Rising to new challenges

Nishtha, which translates to “determination” in Bengali, is working nonstop to address these worsening conditions for girls as well as new needs sparked by the pandemic. It sends social workers to assess the needs in villages where the most vulnerable women live. Some of the poorest families are running out of food and do not have the required identification cards to get government rations. Nishtha staff help them procure the proper or alternative documents and advocate to local authorities so that families can get what they need. The staff are also distributing food and menstrual products directly to women and girls most in need.

Mina Das, Nishtha’s Director. When women in the community face violence from their husbands or girls are pressured to drop out of school and marry, they know to call Mina Di (“Di” is a Bangla term of endearment meaning “older sister”). Photo by Sara Hylton

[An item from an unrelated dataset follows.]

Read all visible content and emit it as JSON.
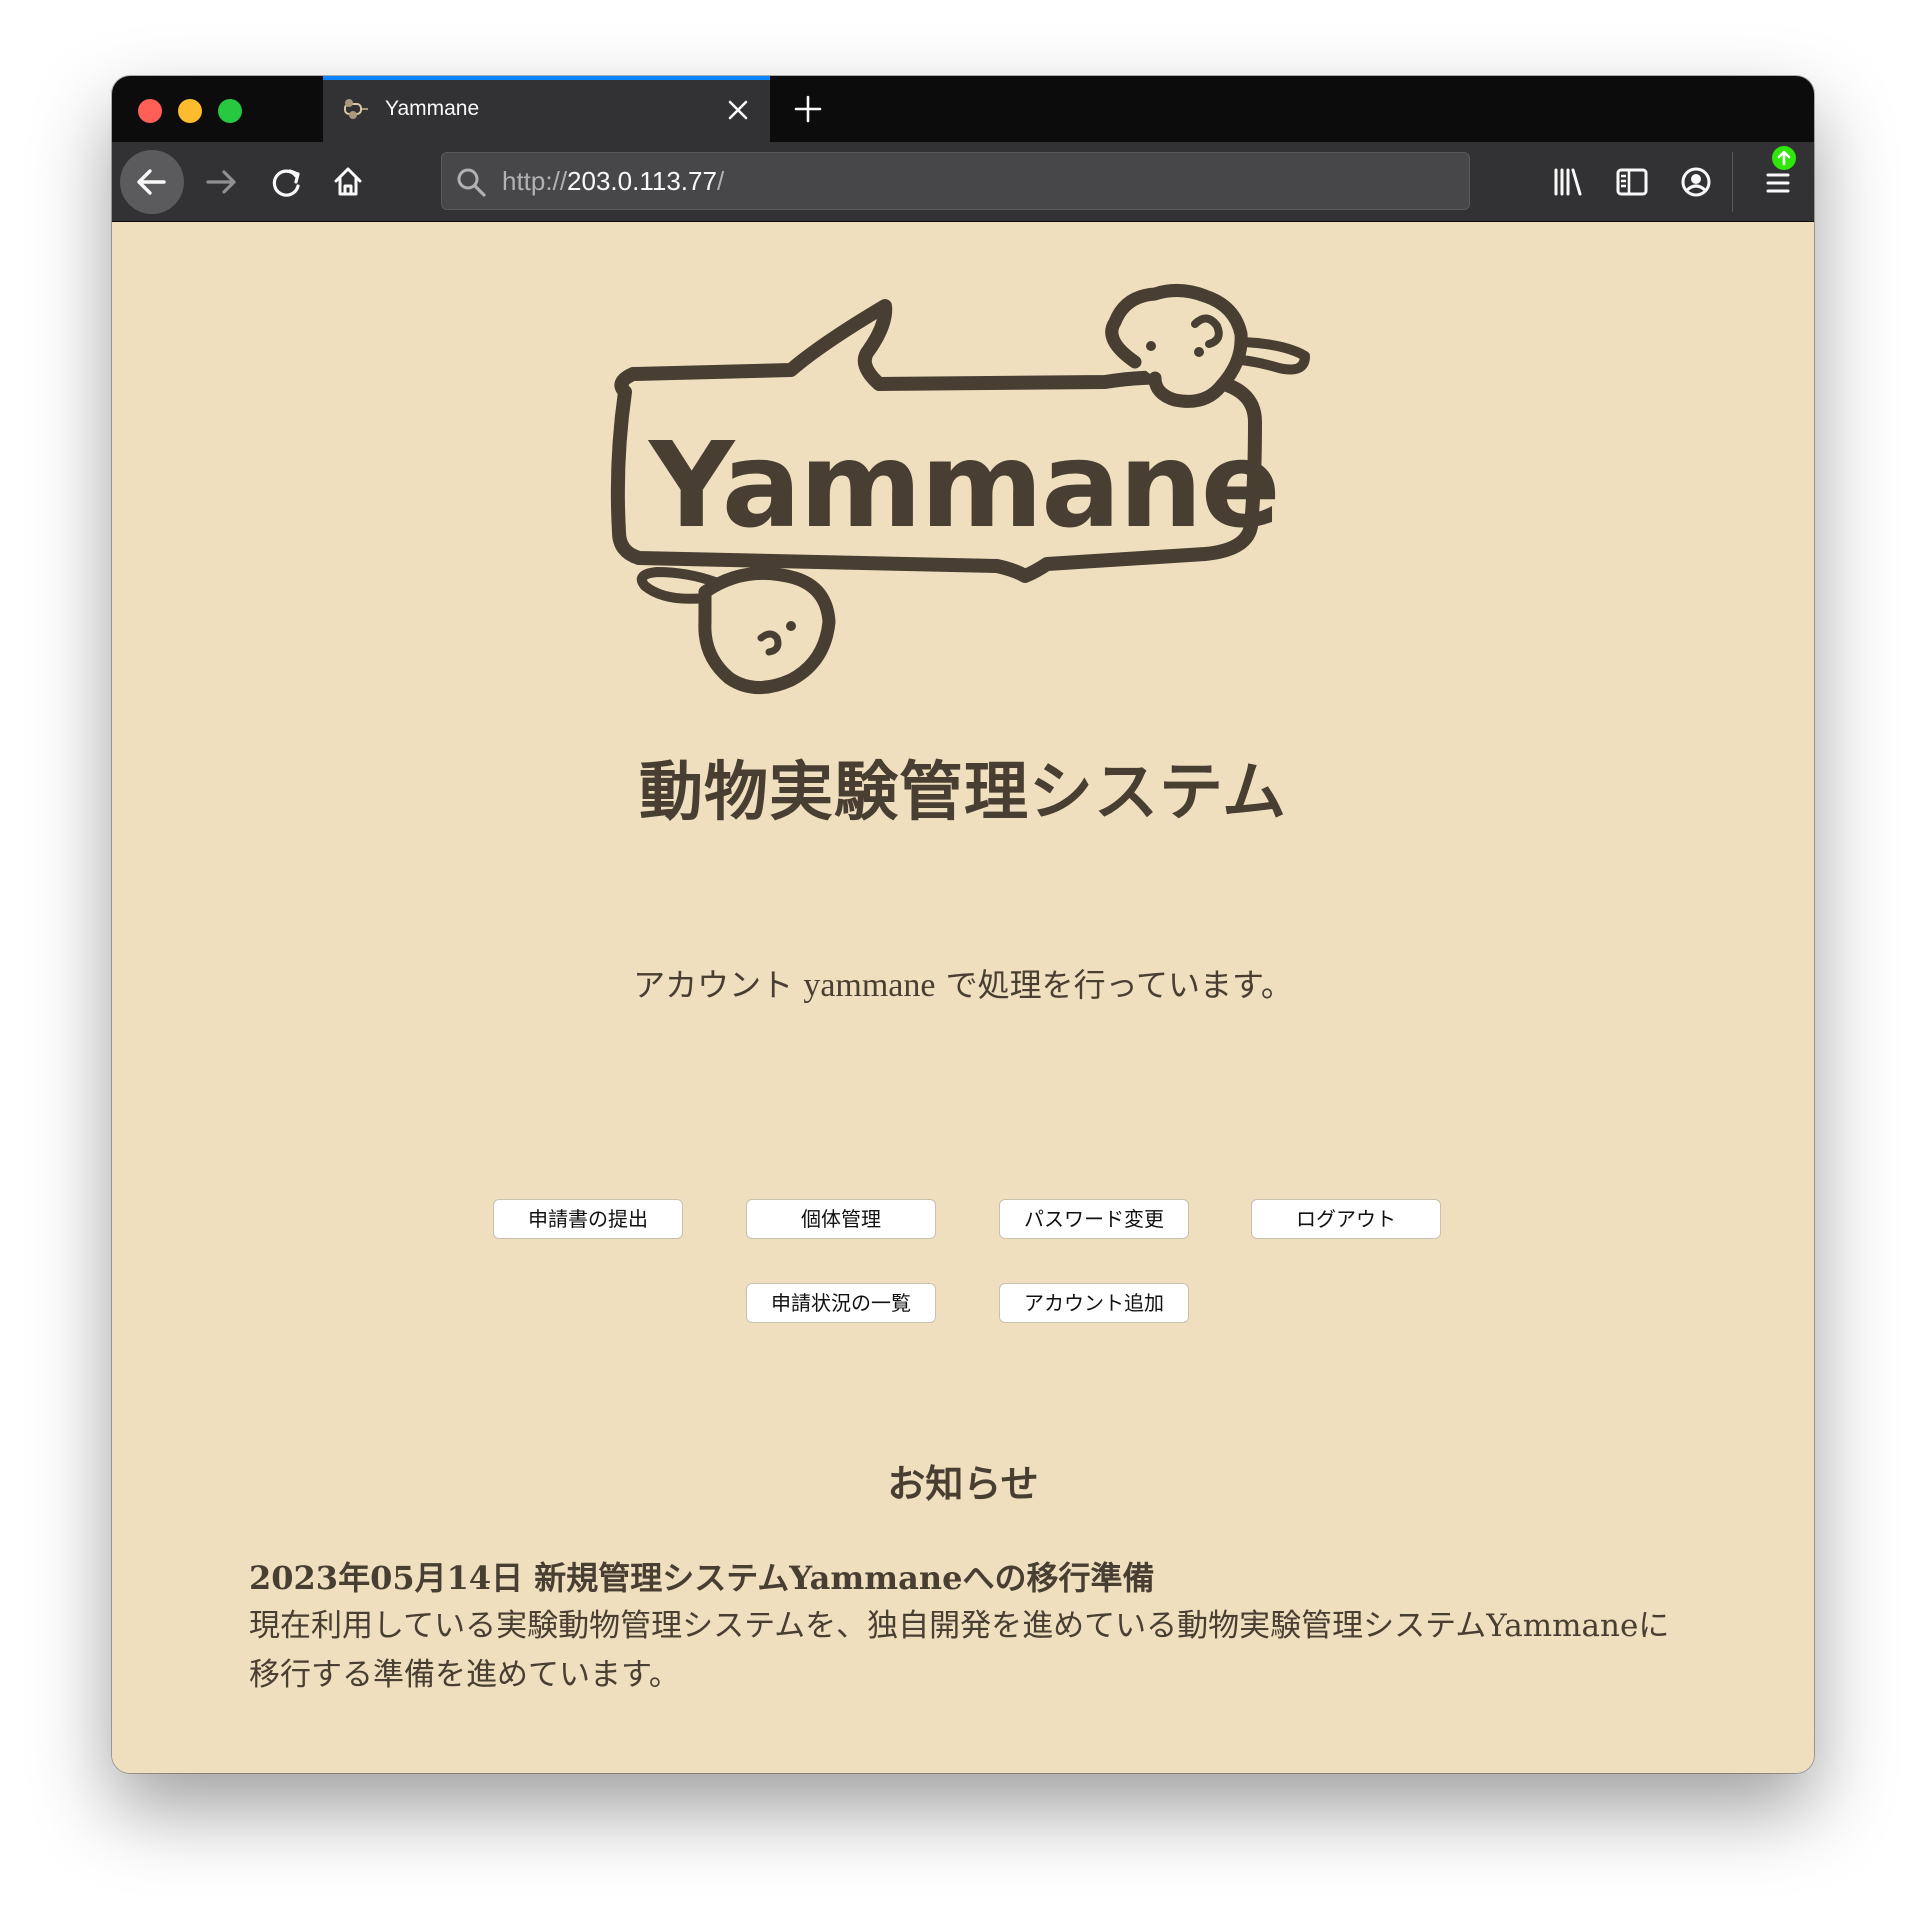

Just as Nishtha was adapting to the new reality brought by the COVID-19 pandemic, Cyclone Amphan—the strongest storm ever recorded in the Bay of Bengal—made landfall in the communities that Nishtha serves. People who were already struggling to make ends meet now faced homelessness, lack of electricity, downed telephone and internet connection and no clean water. Nishtha’s office and facilities were severely damaged. The staff at Nishtha, however, did not miss a beat in the face of this added layer of devastation. Just after the storm passed, they began to distribute food, safe drinking water, feminine hygiene kits and financial assistance for those needing to rebuild their homes, in addition to the assistance they had been providing throughout the pandemic. An AJWS emergency grant will support them to rebuild their facilities and continue to help their community recover from this devastation.

Despite the seemingly impossible barriers of isolation, poverty, a record-breaking cyclone and a global pandemic, Nishtha is executing its mission with resilience and tenacity, in what is sure to be a long and challenging pandemic. Mina Das, Nishtha’s Director, explains it best: “When something happens to one of us, the group can save us. Nishtha gives women emotional strength.”



Jenn Lavelle

Jenn Lavelle is the Associate Director of Online Engagement at AJWS.